## What you have to do
Print each record below character for character.
** Exercise data follows **
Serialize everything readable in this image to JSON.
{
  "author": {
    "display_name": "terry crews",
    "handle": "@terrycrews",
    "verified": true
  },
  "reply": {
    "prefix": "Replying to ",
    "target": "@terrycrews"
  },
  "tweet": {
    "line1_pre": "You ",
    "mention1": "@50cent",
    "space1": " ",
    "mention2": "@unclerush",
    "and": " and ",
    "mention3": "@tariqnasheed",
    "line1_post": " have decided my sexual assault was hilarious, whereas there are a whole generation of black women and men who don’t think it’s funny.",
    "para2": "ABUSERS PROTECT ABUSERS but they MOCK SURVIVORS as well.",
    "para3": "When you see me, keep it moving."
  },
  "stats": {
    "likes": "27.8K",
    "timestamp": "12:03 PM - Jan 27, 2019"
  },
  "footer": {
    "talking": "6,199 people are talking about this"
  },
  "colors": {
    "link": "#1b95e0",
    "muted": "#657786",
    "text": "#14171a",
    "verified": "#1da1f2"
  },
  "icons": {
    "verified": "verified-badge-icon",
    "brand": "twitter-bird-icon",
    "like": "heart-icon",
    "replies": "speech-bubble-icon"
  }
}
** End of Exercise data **
## Answer area
Serialize everything readable in this image to JSON.
{
  "author": {
    "display_name": "terry crews",
    "handle": "@terrycrews",
    "verified": true
  },
  "reply": {
    "prefix": "Replying to ",
    "target": "@terrycrews"
  },
  "tweet": {
    "line1_pre": "You ",
    "mention1": "@50cent",
    "space1": " ",
    "mention2": "@unclerush",
    "and": " and ",
    "mention3": "@tariqnasheed",
    "line1_post": " have decided my sexual assault was hilarious, whereas there are a whole generation of black women and men who don’t think it’s funny.",
    "para2": "ABUSERS PROTECT ABUSERS but they MOCK SURVIVORS as well.",
    "para3": "When you see me, keep it moving."
  },
  "stats": {
    "likes": "27.8K",
    "timestamp": "12:03 PM - Jan 27, 2019"
  },
  "footer": {
    "talking": "6,199 people are talking about this"
  },
  "colors": {
    "link": "#1b95e0",
    "muted": "#657786",
    "text": "#14171a",
    "verified": "#1da1f2"
  },
  "icons": {
    "verified": "verified-badge-icon",
    "brand": "twitter-bird-icon",
    "like": "heart-icon",
    "replies": "speech-bubble-icon"
  }
}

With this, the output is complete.